BEGIN MATERIAL PROVIDED

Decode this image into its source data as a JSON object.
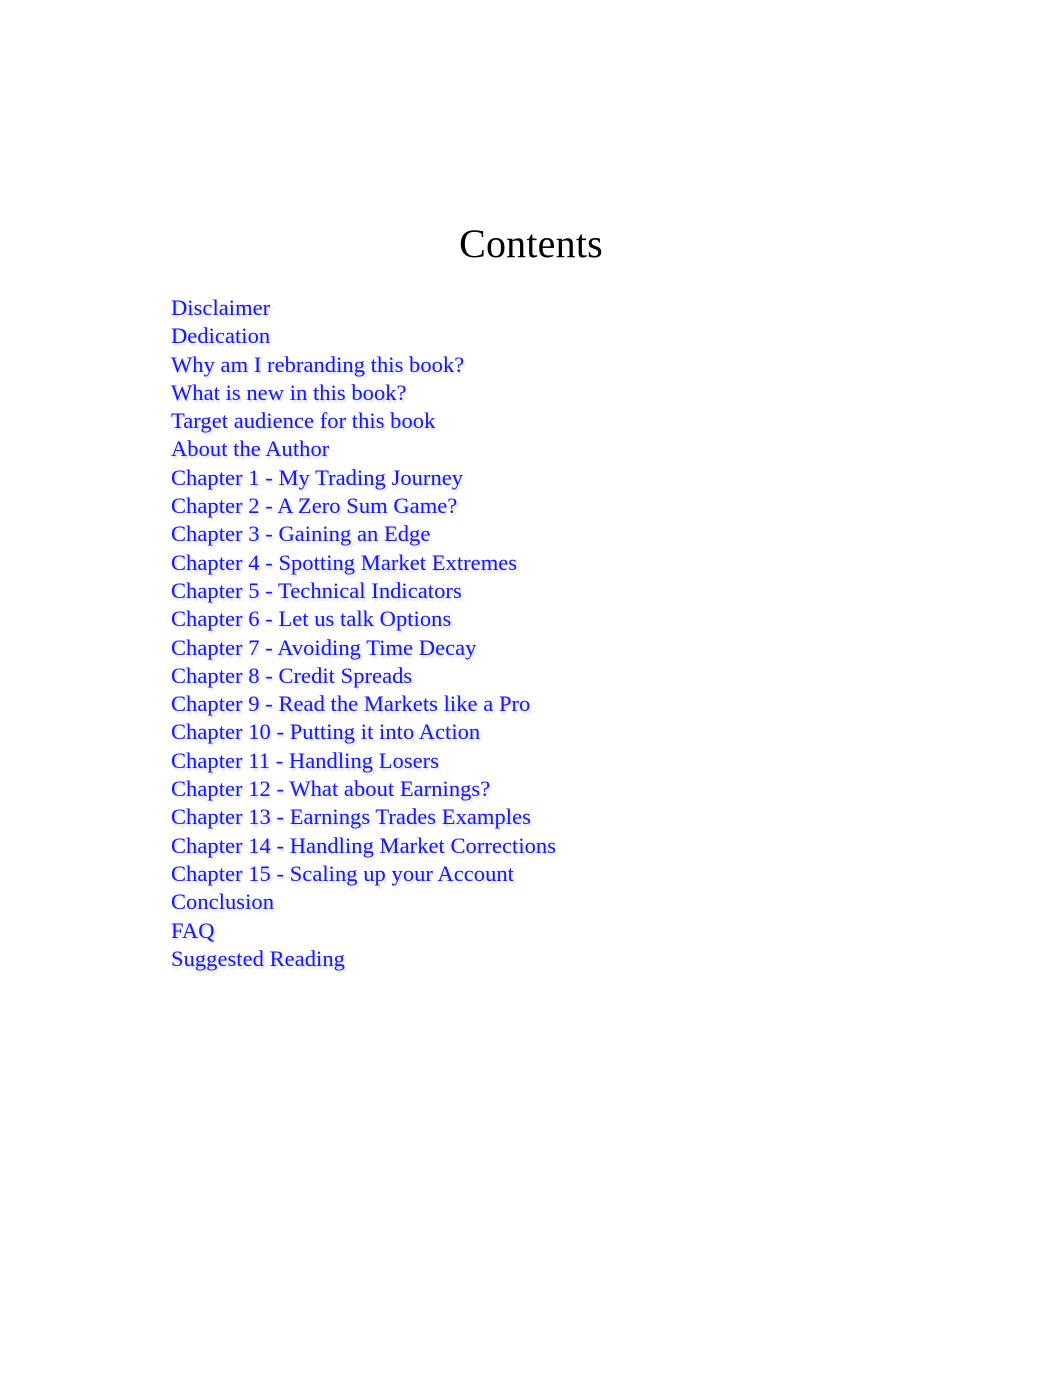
{
  "page": {
    "background_color": "#ffffff",
    "title_color": "#000000",
    "link_color": "#1a1aee",
    "link_shadow_color": "#969bd7"
  },
  "heading": {
    "title": "Contents"
  },
  "toc": {
    "items": [
      {
        "label": "Disclaimer"
      },
      {
        "label": "Dedication"
      },
      {
        "label": "Why am I rebranding this book?"
      },
      {
        "label": "What is new in this book?"
      },
      {
        "label": "Target audience for this book"
      },
      {
        "label": "About the Author"
      },
      {
        "label": "Chapter 1 - My Trading Journey"
      },
      {
        "label": "Chapter 2 - A Zero Sum Game?"
      },
      {
        "label": "Chapter 3 - Gaining an Edge"
      },
      {
        "label": "Chapter 4 - Spotting Market Extremes"
      },
      {
        "label": "Chapter 5 - Technical Indicators"
      },
      {
        "label": "Chapter 6 - Let us talk Options"
      },
      {
        "label": "Chapter 7 - Avoiding Time Decay"
      },
      {
        "label": "Chapter 8 - Credit Spreads"
      },
      {
        "label": "Chapter 9 - Read the Markets like a Pro"
      },
      {
        "label": "Chapter 10 - Putting it into Action"
      },
      {
        "label": "Chapter 11 - Handling Losers"
      },
      {
        "label": "Chapter 12 - What about Earnings?"
      },
      {
        "label": "Chapter 13 - Earnings Trades Examples"
      },
      {
        "label": "Chapter 14 - Handling Market Corrections"
      },
      {
        "label": "Chapter 15 - Scaling up your Account"
      },
      {
        "label": "Conclusion"
      },
      {
        "label": "FAQ"
      },
      {
        "label": "Suggested Reading"
      }
    ]
  }
}
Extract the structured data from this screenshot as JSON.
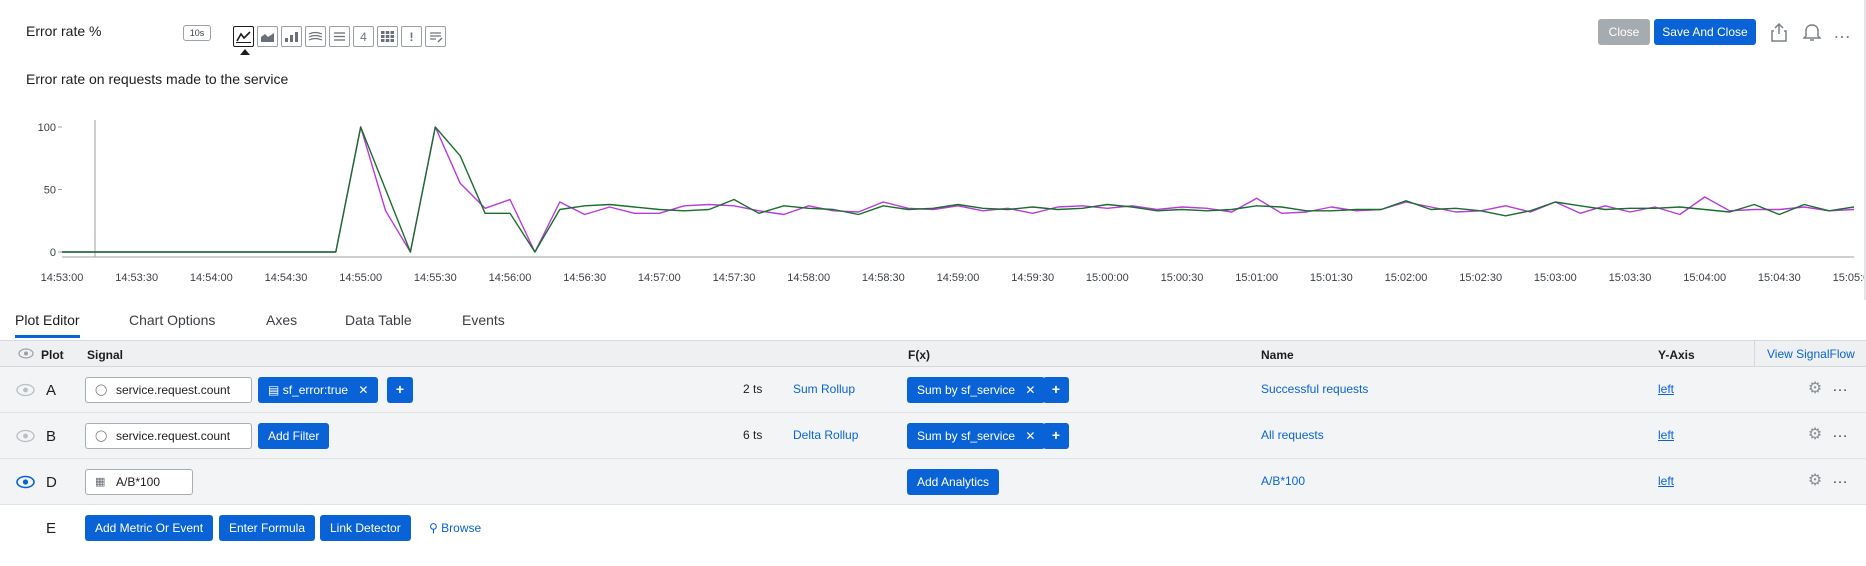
{
  "header": {
    "title": "Error rate %",
    "resolution": "10s",
    "viz_icons": [
      {
        "name": "line-chart-icon",
        "glyph": "",
        "active": true
      },
      {
        "name": "area-chart-icon",
        "glyph": "",
        "active": false
      },
      {
        "name": "column-chart-icon",
        "glyph": "",
        "active": false
      },
      {
        "name": "histogram-icon",
        "glyph": "",
        "active": false
      },
      {
        "name": "list-icon",
        "glyph": "",
        "active": false
      },
      {
        "name": "single-value-icon",
        "glyph": "4",
        "active": false
      },
      {
        "name": "heatmap-icon",
        "glyph": "",
        "active": false
      },
      {
        "name": "event-feed-icon",
        "glyph": "!",
        "active": false
      },
      {
        "name": "text-note-icon",
        "glyph": "",
        "active": false
      }
    ],
    "close_label": "Close",
    "save_label": "Save And Close",
    "more_label": "…"
  },
  "description": "Error rate on requests made to the service",
  "colors": {
    "accent": "#0a63d6",
    "series_a": "#b83bdb",
    "series_b": "#1a6e2e"
  },
  "chart_data": {
    "type": "line",
    "yticks": [
      0,
      50,
      100
    ],
    "ylim": [
      0,
      100
    ],
    "xticks": [
      "14:53:00",
      "14:53:30",
      "14:54:00",
      "14:54:30",
      "14:55:00",
      "14:55:30",
      "14:56:00",
      "14:56:30",
      "14:57:00",
      "14:57:30",
      "14:58:00",
      "14:58:30",
      "14:59:00",
      "14:59:30",
      "15:00:00",
      "15:00:30",
      "15:01:00",
      "15:01:30",
      "15:02:00",
      "15:02:30",
      "15:03:00",
      "15:03:30",
      "15:04:00",
      "15:04:30",
      "15:05:00"
    ],
    "x_start": "14:53:00",
    "x_end": "15:05:00",
    "series": [
      {
        "color": "#b83bdb",
        "points": [
          [
            "14:53:00",
            0
          ],
          [
            "14:54:50",
            0
          ],
          [
            "14:55:00",
            100
          ],
          [
            "14:55:10",
            33
          ],
          [
            "14:55:20",
            0
          ],
          [
            "14:55:30",
            100
          ],
          [
            "14:55:40",
            55
          ],
          [
            "14:55:50",
            35
          ],
          [
            "14:56:00",
            42
          ],
          [
            "14:56:10",
            0
          ],
          [
            "14:56:20",
            40
          ],
          [
            "14:56:30",
            30
          ],
          [
            "14:56:40",
            36
          ],
          [
            "14:56:50",
            31
          ],
          [
            "14:57:00",
            31
          ],
          [
            "14:57:10",
            37
          ],
          [
            "14:57:20",
            38
          ],
          [
            "14:57:30",
            37
          ],
          [
            "14:57:40",
            33
          ],
          [
            "14:57:50",
            30
          ],
          [
            "14:58:00",
            37
          ],
          [
            "14:58:10",
            33
          ],
          [
            "14:58:20",
            32
          ],
          [
            "14:58:30",
            40
          ],
          [
            "14:58:40",
            35
          ],
          [
            "14:58:50",
            34
          ],
          [
            "14:59:00",
            37
          ],
          [
            "14:59:10",
            33
          ],
          [
            "14:59:20",
            35
          ],
          [
            "14:59:30",
            31
          ],
          [
            "14:59:40",
            36
          ],
          [
            "14:59:50",
            37
          ],
          [
            "15:00:00",
            35
          ],
          [
            "15:00:10",
            37
          ],
          [
            "15:00:20",
            34
          ],
          [
            "15:00:30",
            36
          ],
          [
            "15:00:40",
            35
          ],
          [
            "15:00:50",
            32
          ],
          [
            "15:01:00",
            43
          ],
          [
            "15:01:10",
            31
          ],
          [
            "15:01:20",
            32
          ],
          [
            "15:01:30",
            36
          ],
          [
            "15:01:40",
            33
          ],
          [
            "15:01:50",
            34
          ],
          [
            "15:02:00",
            40
          ],
          [
            "15:02:10",
            36
          ],
          [
            "15:02:20",
            32
          ],
          [
            "15:02:30",
            33
          ],
          [
            "15:02:40",
            37
          ],
          [
            "15:02:50",
            32
          ],
          [
            "15:03:00",
            40
          ],
          [
            "15:03:10",
            31
          ],
          [
            "15:03:20",
            37
          ],
          [
            "15:03:30",
            32
          ],
          [
            "15:03:40",
            36
          ],
          [
            "15:03:50",
            30
          ],
          [
            "15:04:00",
            44
          ],
          [
            "15:04:10",
            33
          ],
          [
            "15:04:20",
            34
          ],
          [
            "15:04:30",
            34
          ],
          [
            "15:04:40",
            36
          ],
          [
            "15:04:50",
            33
          ],
          [
            "15:05:00",
            34
          ]
        ]
      },
      {
        "color": "#1a6e2e",
        "points": [
          [
            "14:53:00",
            0
          ],
          [
            "14:54:50",
            0
          ],
          [
            "14:55:00",
            100
          ],
          [
            "14:55:10",
            50
          ],
          [
            "14:55:20",
            0
          ],
          [
            "14:55:30",
            100
          ],
          [
            "14:55:40",
            77
          ],
          [
            "14:55:50",
            31
          ],
          [
            "14:56:00",
            31
          ],
          [
            "14:56:10",
            0
          ],
          [
            "14:56:20",
            34
          ],
          [
            "14:56:30",
            37
          ],
          [
            "14:56:40",
            38
          ],
          [
            "14:56:50",
            36
          ],
          [
            "14:57:00",
            34
          ],
          [
            "14:57:10",
            33
          ],
          [
            "14:57:20",
            34
          ],
          [
            "14:57:30",
            42
          ],
          [
            "14:57:40",
            31
          ],
          [
            "14:57:50",
            37
          ],
          [
            "14:58:00",
            35
          ],
          [
            "14:58:10",
            34
          ],
          [
            "14:58:20",
            30
          ],
          [
            "14:58:30",
            37
          ],
          [
            "14:58:40",
            34
          ],
          [
            "14:58:50",
            35
          ],
          [
            "14:59:00",
            38
          ],
          [
            "14:59:10",
            35
          ],
          [
            "14:59:20",
            34
          ],
          [
            "14:59:30",
            36
          ],
          [
            "14:59:40",
            34
          ],
          [
            "14:59:50",
            35
          ],
          [
            "15:00:00",
            38
          ],
          [
            "15:00:10",
            36
          ],
          [
            "15:00:20",
            33
          ],
          [
            "15:00:30",
            34
          ],
          [
            "15:00:40",
            33
          ],
          [
            "15:00:50",
            34
          ],
          [
            "15:01:00",
            37
          ],
          [
            "15:01:10",
            36
          ],
          [
            "15:01:20",
            33
          ],
          [
            "15:01:30",
            33
          ],
          [
            "15:01:40",
            34
          ],
          [
            "15:01:50",
            34
          ],
          [
            "15:02:00",
            41
          ],
          [
            "15:02:10",
            34
          ],
          [
            "15:02:20",
            35
          ],
          [
            "15:02:30",
            33
          ],
          [
            "15:02:40",
            29
          ],
          [
            "15:02:50",
            33
          ],
          [
            "15:03:00",
            40
          ],
          [
            "15:03:10",
            37
          ],
          [
            "15:03:20",
            34
          ],
          [
            "15:03:30",
            35
          ],
          [
            "15:03:40",
            35
          ],
          [
            "15:03:50",
            36
          ],
          [
            "15:04:00",
            34
          ],
          [
            "15:04:10",
            32
          ],
          [
            "15:04:20",
            38
          ],
          [
            "15:04:30",
            30
          ],
          [
            "15:04:40",
            38
          ],
          [
            "15:04:50",
            33
          ],
          [
            "15:05:00",
            36
          ]
        ]
      }
    ]
  },
  "tabs": [
    {
      "label": "Plot Editor",
      "active": true
    },
    {
      "label": "Chart Options",
      "active": false
    },
    {
      "label": "Axes",
      "active": false
    },
    {
      "label": "Data Table",
      "active": false
    },
    {
      "label": "Events",
      "active": false
    }
  ],
  "table": {
    "headers": {
      "plot": "Plot",
      "signal": "Signal",
      "fx": "F(x)",
      "name": "Name",
      "yaxis": "Y-Axis"
    },
    "view_signalflow": "View SignalFlow",
    "rows": [
      {
        "letter": "A",
        "visible": false,
        "signal": "service.request.count",
        "filter": "sf_error:true",
        "ts": "2 ts",
        "rollup": "Sum Rollup",
        "analytics": "Sum by sf_service",
        "name": "Successful requests",
        "yaxis": "left"
      },
      {
        "letter": "B",
        "visible": false,
        "signal": "service.request.count",
        "add_filter": "Add Filter",
        "ts": "6 ts",
        "rollup": "Delta Rollup",
        "analytics": "Sum by sf_service",
        "name": "All requests",
        "yaxis": "left"
      },
      {
        "letter": "D",
        "visible": true,
        "formula": "A/B*100",
        "add_analytics": "Add Analytics",
        "name": "A/B*100",
        "yaxis": "left"
      }
    ],
    "new_row": {
      "letter": "E",
      "add_metric": "Add Metric Or Event",
      "enter_formula": "Enter Formula",
      "link_detector": "Link Detector",
      "browse": "Browse"
    }
  }
}
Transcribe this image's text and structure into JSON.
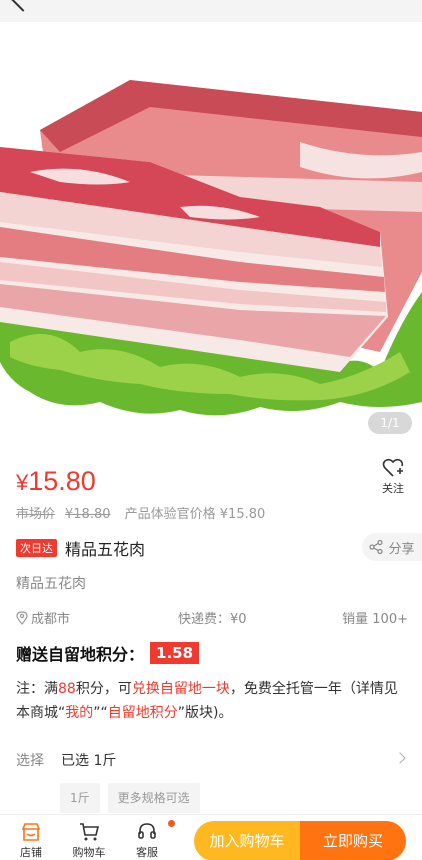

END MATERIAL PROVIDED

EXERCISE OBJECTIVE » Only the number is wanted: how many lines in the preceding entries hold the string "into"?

PROBLEM SOLUTION » 3